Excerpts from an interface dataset
┏━━

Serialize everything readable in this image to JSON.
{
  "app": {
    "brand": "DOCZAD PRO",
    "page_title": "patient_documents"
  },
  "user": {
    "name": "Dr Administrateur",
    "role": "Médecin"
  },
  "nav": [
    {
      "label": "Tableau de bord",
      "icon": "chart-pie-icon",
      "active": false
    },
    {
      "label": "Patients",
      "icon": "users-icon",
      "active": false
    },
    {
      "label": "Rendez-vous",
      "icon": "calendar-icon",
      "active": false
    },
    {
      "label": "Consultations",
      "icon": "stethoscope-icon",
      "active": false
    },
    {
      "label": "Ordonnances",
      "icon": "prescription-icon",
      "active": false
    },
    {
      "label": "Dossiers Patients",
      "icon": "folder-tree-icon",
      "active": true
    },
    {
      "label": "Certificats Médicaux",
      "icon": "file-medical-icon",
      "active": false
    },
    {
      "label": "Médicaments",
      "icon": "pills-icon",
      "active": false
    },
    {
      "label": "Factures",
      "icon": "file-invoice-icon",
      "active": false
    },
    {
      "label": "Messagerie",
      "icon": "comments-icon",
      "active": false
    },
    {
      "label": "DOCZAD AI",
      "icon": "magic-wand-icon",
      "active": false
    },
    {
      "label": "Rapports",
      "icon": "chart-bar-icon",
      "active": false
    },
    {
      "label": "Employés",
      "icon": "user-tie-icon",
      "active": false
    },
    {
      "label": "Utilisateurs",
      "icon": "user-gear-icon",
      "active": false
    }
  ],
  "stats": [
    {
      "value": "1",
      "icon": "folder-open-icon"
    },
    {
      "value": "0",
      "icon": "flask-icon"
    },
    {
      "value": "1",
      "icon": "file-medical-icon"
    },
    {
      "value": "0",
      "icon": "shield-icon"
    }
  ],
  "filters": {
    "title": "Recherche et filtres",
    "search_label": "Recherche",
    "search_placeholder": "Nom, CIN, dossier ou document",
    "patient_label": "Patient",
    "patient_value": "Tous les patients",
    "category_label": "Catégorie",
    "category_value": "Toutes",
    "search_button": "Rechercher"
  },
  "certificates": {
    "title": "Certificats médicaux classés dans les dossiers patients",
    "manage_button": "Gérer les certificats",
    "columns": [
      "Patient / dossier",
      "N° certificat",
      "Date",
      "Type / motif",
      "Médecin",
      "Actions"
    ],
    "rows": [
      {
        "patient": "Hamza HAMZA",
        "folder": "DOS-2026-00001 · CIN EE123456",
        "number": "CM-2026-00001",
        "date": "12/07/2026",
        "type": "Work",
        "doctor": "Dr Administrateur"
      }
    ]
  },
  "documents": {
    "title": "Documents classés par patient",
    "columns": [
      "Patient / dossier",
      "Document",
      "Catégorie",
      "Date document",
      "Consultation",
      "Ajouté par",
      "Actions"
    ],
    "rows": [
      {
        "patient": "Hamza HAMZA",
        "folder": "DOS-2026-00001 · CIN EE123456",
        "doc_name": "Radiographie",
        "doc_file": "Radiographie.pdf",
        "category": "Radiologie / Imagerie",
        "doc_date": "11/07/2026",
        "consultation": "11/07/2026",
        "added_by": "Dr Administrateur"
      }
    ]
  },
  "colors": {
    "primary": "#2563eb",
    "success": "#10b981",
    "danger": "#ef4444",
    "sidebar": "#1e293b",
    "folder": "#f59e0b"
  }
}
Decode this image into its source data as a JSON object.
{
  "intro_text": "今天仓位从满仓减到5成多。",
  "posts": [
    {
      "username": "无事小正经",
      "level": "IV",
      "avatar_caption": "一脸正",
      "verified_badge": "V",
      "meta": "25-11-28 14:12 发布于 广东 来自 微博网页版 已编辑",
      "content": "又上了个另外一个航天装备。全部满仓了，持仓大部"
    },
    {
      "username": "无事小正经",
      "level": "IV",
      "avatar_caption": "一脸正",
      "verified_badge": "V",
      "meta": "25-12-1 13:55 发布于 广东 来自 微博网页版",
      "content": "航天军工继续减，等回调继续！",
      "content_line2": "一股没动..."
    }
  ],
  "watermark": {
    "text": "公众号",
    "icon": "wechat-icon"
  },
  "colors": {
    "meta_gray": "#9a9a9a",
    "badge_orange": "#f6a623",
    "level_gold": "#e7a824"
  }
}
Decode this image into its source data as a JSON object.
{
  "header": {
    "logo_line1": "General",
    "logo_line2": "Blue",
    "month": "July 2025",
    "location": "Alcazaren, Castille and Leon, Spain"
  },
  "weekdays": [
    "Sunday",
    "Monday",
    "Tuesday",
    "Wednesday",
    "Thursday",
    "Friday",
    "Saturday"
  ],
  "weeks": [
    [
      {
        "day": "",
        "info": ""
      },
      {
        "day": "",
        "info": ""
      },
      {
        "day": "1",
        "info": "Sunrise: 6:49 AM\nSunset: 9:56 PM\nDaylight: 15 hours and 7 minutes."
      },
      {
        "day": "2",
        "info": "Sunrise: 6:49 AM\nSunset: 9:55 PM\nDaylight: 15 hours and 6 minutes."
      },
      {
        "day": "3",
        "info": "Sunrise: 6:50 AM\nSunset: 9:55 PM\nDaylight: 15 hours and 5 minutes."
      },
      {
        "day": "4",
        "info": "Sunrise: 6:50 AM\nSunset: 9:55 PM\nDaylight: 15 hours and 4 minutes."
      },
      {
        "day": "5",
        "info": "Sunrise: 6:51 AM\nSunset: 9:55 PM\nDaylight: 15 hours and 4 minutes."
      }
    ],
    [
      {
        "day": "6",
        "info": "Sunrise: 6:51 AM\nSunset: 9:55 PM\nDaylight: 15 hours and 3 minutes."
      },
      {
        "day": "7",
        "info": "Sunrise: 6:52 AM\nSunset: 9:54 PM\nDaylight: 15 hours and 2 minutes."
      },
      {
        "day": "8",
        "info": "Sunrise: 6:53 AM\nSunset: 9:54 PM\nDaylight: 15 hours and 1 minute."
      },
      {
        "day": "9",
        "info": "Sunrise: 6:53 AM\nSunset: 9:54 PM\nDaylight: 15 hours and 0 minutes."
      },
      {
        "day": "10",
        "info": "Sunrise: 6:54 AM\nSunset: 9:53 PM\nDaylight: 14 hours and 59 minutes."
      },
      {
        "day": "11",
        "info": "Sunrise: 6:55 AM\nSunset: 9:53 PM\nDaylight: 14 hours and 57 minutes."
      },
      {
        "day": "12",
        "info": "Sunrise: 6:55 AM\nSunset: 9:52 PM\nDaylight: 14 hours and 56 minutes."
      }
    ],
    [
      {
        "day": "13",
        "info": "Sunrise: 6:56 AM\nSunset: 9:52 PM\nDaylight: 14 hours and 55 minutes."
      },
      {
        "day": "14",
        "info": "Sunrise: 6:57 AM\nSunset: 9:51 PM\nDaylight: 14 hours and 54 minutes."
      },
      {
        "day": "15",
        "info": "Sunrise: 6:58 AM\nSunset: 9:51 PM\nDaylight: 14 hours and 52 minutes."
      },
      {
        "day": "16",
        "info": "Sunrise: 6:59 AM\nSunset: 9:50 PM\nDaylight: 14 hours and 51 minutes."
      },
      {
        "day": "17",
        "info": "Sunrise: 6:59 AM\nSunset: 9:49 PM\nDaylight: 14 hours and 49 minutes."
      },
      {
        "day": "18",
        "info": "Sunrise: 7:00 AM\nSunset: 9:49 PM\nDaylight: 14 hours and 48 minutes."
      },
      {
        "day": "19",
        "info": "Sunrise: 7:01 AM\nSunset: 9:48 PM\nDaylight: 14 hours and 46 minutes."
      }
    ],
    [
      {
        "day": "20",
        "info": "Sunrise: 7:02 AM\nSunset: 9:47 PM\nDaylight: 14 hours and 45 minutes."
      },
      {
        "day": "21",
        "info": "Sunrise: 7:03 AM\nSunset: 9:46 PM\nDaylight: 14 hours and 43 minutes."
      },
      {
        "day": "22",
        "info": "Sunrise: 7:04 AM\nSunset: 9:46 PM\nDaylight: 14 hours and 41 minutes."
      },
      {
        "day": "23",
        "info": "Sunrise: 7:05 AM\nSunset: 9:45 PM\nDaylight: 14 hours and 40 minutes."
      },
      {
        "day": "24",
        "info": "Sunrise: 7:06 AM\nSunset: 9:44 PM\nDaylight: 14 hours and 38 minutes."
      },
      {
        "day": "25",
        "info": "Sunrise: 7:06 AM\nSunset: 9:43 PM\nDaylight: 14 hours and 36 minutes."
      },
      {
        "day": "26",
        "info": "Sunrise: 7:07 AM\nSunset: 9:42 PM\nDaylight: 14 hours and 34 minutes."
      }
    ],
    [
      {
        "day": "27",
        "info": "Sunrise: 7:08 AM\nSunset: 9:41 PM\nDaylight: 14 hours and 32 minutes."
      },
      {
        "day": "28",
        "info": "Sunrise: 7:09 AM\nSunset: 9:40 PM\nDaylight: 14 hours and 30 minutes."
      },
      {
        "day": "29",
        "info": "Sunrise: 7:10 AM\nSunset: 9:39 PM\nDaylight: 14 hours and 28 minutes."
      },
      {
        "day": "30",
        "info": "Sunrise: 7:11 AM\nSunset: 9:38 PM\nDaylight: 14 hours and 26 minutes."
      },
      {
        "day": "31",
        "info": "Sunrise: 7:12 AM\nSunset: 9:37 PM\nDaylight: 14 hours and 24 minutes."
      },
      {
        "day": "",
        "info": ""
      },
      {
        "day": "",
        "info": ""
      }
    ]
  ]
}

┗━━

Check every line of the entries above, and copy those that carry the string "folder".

* Finished exercise:
      "icon": "folder-tree-icon",
      "icon": "folder-open-icon"
        "folder": "DOS-2026-00001 · CIN EE123456",
        "folder": "DOS-2026-00001 · CIN EE123456",
    "folder": "#f59e0b"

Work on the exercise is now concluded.